In 2013, they both felt the tedium of their nine-to-five jobs, and wanted to do something more. “To be honest, we had never baked together at that point, we just knew we enjoyed baking and that it was a scalable business. We developed our recipes and told our friends, who spread the word!” says Cheng.
Two years later, cupcakes aren’t a new trend but they are still immensely popular; the Niche girls get at least one order a day, and three or four on the weekends. Brands like HSBC are fans and ordered 1,000 red velvet cupcakes on Valentine’s Day this year. Niche Food cupcakes include classics such as red velvet, carrot, and lemon meringue, indulgent flavours like Oreo and ‘Teaser’, a banana cupcake with dulce de leche Maltesers cream cheese frosting and Asian-inspired flavours, such as green tea or pandan. “It’s always important to have a sense of place,” notes Cuvelier. “The cupcakes are kind of like us – they represent our background,” adds Cheng. “I like the pandan and Vanessa likes the S’mores cupcake – see, we’re like East meets West!” The pandan is a bestseller, as is the red velvet.
Niche Food’s menu has just expanded to offer flapjacks and cookies, and the pair would like to add naked cakes (layered cakes with no icing on the sides; icing is visible between the layers and elaborately decorated with flowers and fruits on the top) to their repertoire. “They haven’t taken off here yet, so I’d like to see that,” says Cheng. They also do custom cakes, which has challenged them: “Someone once requested a cake with a grand piano and a ballerina figurine with her leg up on a bar, playing a violin on the top,” exclaims Cuvelier. “We made the figurine with fondant. Fondant hates me,” says Cheng soberly, and the two laugh. “We try and make our cakes as fully edible as possible.” The two recently made a five-tier cake for The9thMuse owner Charlotte Hwang’s tea ceremony, which was based on the bride’s red lace dress. Cuvelier hand traced the lace onto fondant, resulting in a towering cake that appeared embroidered.

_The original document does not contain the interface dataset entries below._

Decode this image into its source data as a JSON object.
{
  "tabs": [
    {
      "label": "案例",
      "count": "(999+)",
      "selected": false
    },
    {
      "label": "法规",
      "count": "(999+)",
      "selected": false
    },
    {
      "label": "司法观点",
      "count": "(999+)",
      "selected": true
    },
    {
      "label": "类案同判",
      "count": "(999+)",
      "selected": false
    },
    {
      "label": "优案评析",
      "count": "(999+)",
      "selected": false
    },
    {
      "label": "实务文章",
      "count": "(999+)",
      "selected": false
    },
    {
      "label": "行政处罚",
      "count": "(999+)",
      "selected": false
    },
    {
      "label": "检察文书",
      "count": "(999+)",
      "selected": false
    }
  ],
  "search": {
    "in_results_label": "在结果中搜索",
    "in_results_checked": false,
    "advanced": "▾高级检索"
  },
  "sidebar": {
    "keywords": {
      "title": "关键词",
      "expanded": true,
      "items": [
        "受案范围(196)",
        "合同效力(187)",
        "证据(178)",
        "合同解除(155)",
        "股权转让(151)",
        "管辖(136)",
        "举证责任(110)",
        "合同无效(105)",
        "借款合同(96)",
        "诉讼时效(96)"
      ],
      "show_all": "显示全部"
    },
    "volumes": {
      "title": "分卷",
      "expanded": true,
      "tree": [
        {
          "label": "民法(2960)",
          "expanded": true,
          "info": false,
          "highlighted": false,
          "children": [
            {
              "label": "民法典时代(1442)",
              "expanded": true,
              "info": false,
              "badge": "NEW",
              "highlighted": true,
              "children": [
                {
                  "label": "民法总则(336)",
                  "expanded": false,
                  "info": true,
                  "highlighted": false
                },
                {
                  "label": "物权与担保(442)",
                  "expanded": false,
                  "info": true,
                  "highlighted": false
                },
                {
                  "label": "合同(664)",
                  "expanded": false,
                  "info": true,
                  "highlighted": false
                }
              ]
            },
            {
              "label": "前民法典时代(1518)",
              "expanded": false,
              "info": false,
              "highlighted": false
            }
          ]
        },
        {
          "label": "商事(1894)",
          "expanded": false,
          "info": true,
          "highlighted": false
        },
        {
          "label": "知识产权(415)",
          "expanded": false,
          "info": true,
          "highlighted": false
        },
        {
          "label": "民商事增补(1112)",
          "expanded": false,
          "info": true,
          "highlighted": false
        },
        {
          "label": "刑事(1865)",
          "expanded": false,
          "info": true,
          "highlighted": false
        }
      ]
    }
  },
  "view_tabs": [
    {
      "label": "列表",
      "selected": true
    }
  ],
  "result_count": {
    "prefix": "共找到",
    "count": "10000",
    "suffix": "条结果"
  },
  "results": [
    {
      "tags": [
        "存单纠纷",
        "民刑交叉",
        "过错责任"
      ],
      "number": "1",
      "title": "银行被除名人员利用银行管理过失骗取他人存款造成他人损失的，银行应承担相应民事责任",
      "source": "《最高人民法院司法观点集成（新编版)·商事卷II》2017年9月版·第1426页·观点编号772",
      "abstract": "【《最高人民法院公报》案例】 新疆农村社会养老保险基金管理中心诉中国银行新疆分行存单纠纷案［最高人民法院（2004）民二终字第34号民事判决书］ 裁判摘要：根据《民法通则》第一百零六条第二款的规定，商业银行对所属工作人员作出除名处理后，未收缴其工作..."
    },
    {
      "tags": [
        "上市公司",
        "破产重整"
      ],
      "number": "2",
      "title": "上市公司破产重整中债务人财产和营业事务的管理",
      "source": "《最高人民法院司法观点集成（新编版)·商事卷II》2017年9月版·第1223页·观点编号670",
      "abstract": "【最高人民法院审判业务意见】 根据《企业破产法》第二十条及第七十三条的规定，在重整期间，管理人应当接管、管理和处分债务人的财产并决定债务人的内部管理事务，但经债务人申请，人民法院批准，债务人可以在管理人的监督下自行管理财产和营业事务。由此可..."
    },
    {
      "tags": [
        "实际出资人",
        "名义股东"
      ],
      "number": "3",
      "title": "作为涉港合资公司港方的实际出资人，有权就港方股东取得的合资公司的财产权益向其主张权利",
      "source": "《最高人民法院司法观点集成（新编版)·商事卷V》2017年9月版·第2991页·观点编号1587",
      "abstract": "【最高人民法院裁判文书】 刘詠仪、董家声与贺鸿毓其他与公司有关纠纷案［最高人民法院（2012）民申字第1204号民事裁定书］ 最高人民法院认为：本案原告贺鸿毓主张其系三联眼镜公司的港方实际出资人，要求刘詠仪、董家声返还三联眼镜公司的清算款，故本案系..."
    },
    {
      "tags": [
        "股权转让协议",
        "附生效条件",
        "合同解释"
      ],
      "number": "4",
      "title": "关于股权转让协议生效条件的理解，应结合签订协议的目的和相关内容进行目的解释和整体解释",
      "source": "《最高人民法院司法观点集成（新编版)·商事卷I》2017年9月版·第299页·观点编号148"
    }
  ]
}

“Sometimes we do have to turn people down, which we hate doing but it’s necessary,” explains Cheng. They bake in their own kitchens and do deliveries, while also working full-time jobs – Cheng is an interior designer and Cuvelier teaches at the Chinese International School. Baking happens after work or on the weekends. “In the beginning, we started selling at the Island East Markets – it was exhausting. After every market we’d ask each other why we did this,” laughs Cheng. “Right now we’re busy doing a lot of work behind the scenes, but we’d like to get a kitchen so we can hire some people and develop a more all-encompassing menu.”
See niche-food.com; follow @nichefood